• [To do]: Scan the entries below. List each line with "Scene".

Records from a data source
------------

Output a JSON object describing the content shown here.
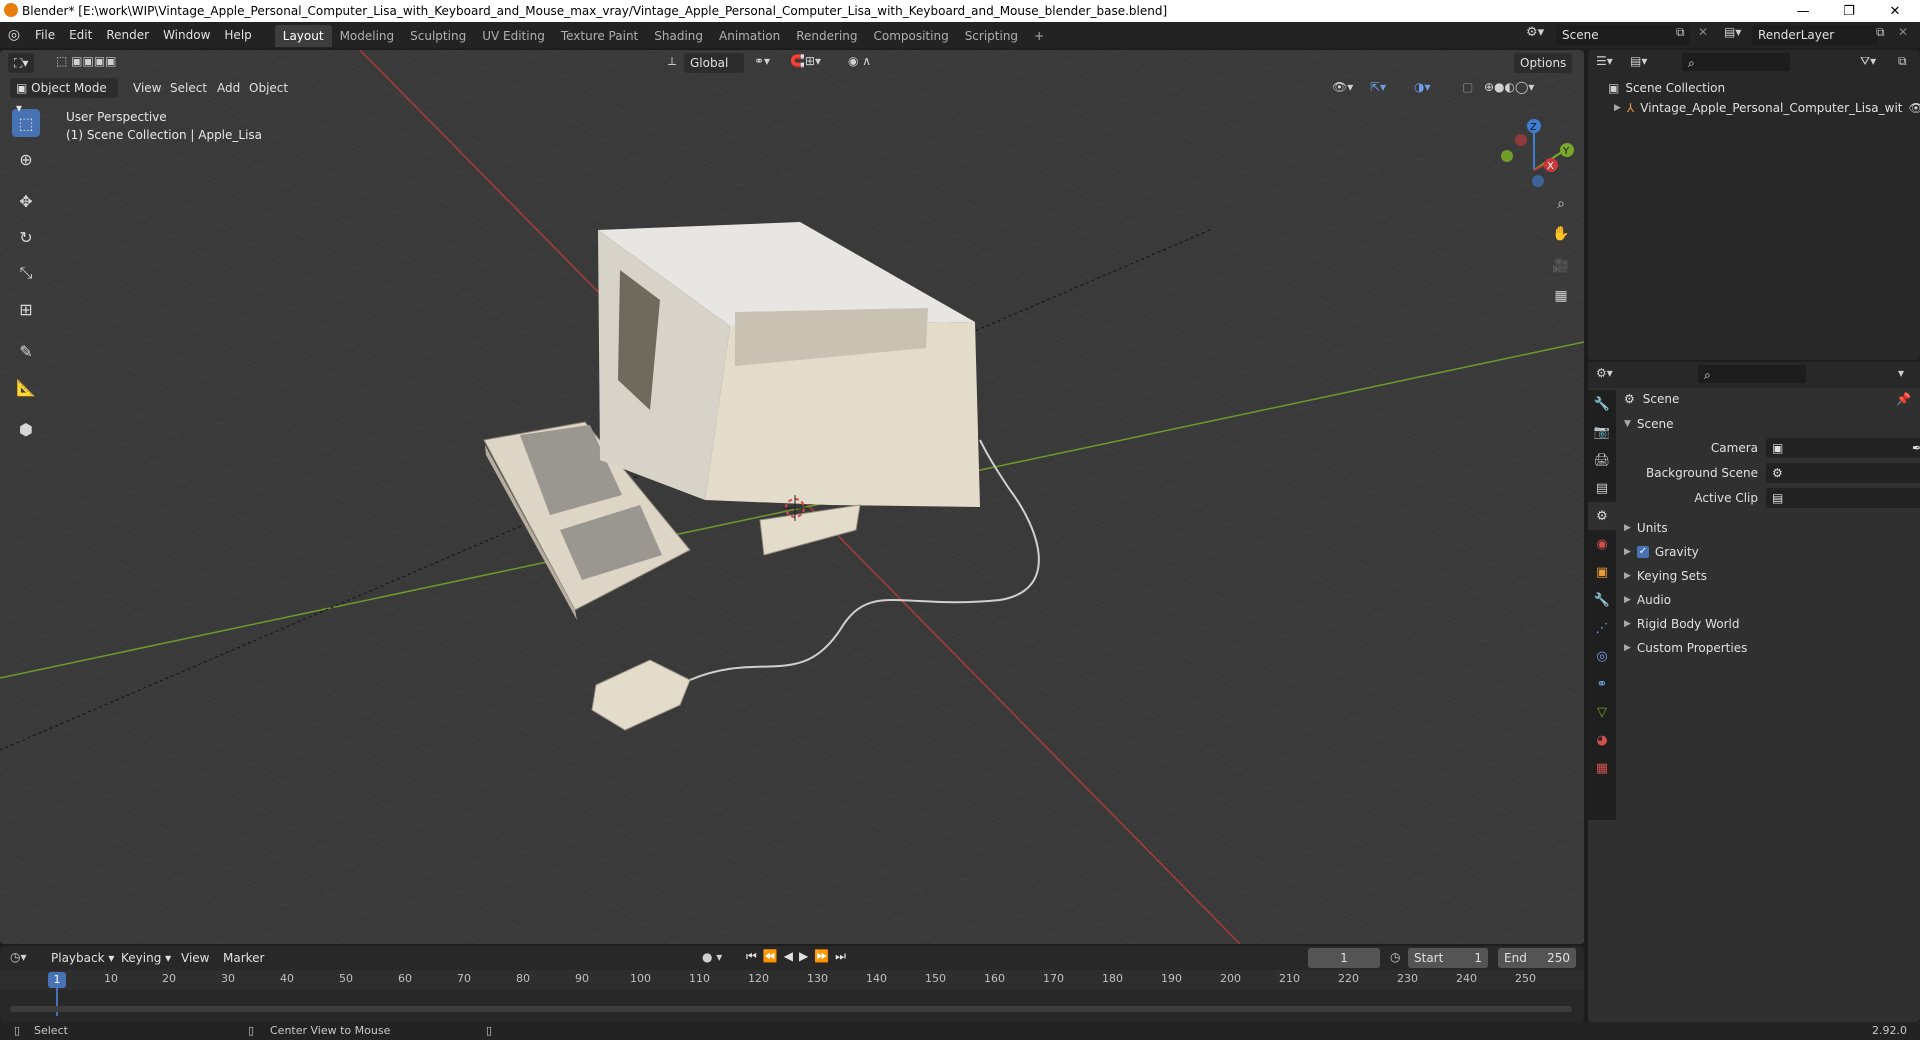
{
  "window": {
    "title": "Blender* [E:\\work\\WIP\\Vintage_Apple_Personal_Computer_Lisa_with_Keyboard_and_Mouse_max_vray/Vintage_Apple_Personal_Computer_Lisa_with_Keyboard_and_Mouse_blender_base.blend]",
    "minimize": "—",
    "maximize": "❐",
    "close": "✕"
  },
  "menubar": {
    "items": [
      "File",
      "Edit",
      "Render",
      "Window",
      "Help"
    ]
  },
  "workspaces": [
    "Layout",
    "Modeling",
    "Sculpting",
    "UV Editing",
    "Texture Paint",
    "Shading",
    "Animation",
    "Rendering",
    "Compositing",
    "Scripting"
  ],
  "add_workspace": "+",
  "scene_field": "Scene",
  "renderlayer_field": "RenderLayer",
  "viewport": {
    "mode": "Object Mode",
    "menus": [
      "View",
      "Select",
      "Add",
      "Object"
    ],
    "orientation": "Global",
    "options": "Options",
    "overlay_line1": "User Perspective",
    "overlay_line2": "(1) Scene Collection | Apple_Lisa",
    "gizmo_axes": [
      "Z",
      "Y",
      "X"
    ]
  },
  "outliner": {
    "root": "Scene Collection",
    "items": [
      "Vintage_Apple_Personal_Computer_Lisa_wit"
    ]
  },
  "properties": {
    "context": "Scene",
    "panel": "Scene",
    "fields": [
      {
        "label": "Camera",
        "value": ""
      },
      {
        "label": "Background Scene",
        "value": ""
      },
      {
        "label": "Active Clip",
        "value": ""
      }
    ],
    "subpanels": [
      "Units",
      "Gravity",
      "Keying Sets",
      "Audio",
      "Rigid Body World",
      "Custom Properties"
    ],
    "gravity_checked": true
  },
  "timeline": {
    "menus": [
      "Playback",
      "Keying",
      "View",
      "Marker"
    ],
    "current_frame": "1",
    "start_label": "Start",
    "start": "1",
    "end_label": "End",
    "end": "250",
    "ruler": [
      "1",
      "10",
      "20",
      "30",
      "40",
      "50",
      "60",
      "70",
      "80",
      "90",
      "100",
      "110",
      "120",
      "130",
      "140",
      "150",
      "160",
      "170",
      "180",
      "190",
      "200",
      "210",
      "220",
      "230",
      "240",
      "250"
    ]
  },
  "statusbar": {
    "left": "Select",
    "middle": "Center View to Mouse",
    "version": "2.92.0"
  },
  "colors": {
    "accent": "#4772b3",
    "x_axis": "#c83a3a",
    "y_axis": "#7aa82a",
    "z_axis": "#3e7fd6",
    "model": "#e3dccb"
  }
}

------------

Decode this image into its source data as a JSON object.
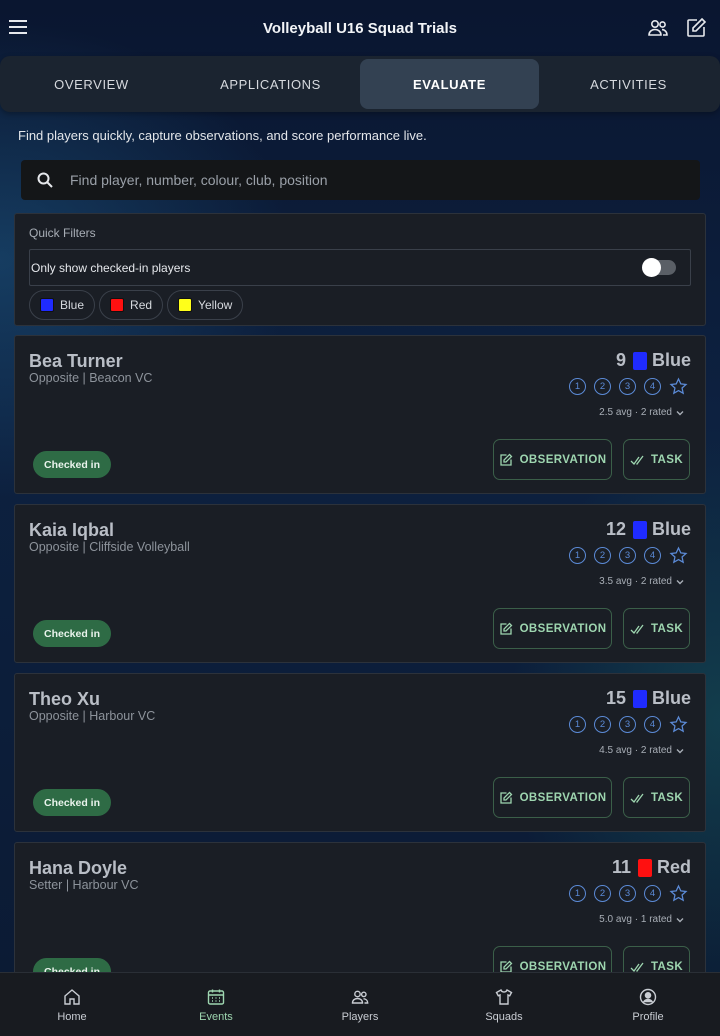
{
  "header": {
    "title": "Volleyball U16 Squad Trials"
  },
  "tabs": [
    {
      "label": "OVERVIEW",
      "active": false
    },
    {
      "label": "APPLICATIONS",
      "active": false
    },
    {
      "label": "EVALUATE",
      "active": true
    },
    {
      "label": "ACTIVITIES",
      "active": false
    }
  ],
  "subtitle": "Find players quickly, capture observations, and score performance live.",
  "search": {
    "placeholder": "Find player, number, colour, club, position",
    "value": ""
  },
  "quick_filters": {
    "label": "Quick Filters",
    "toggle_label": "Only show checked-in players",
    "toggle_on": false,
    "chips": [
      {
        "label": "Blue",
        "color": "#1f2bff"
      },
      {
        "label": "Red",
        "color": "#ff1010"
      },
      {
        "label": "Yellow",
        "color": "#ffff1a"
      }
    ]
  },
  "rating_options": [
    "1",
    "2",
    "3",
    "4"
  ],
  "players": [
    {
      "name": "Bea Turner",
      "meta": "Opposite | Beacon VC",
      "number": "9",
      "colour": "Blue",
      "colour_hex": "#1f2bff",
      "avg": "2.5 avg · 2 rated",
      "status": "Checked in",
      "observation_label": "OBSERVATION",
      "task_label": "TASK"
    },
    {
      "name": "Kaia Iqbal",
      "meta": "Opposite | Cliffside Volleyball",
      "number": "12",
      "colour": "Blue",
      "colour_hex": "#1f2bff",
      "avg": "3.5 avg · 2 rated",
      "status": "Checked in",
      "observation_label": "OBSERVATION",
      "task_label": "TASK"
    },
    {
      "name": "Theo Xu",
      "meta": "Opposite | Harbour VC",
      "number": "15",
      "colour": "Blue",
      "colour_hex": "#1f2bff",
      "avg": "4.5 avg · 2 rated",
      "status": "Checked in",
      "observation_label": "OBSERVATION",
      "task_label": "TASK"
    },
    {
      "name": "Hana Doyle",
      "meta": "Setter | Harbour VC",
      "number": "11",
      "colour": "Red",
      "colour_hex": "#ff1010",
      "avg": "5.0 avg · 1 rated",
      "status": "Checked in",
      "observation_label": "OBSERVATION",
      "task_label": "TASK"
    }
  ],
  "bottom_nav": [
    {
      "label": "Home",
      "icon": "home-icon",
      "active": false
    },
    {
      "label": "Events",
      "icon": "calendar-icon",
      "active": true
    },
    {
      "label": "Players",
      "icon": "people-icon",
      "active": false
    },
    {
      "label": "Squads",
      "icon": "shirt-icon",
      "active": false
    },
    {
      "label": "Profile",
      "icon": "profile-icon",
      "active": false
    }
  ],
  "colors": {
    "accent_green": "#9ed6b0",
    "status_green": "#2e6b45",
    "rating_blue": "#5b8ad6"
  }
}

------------

• [Output of the task]:
  "scene_field": "Scene",
    "overlay_line2": "(1) Scene Collection | Apple_Lisa",
    "root": "Scene Collection",
    "context": "Scene",
    "panel": "Scene",
        "label": "Background Scene",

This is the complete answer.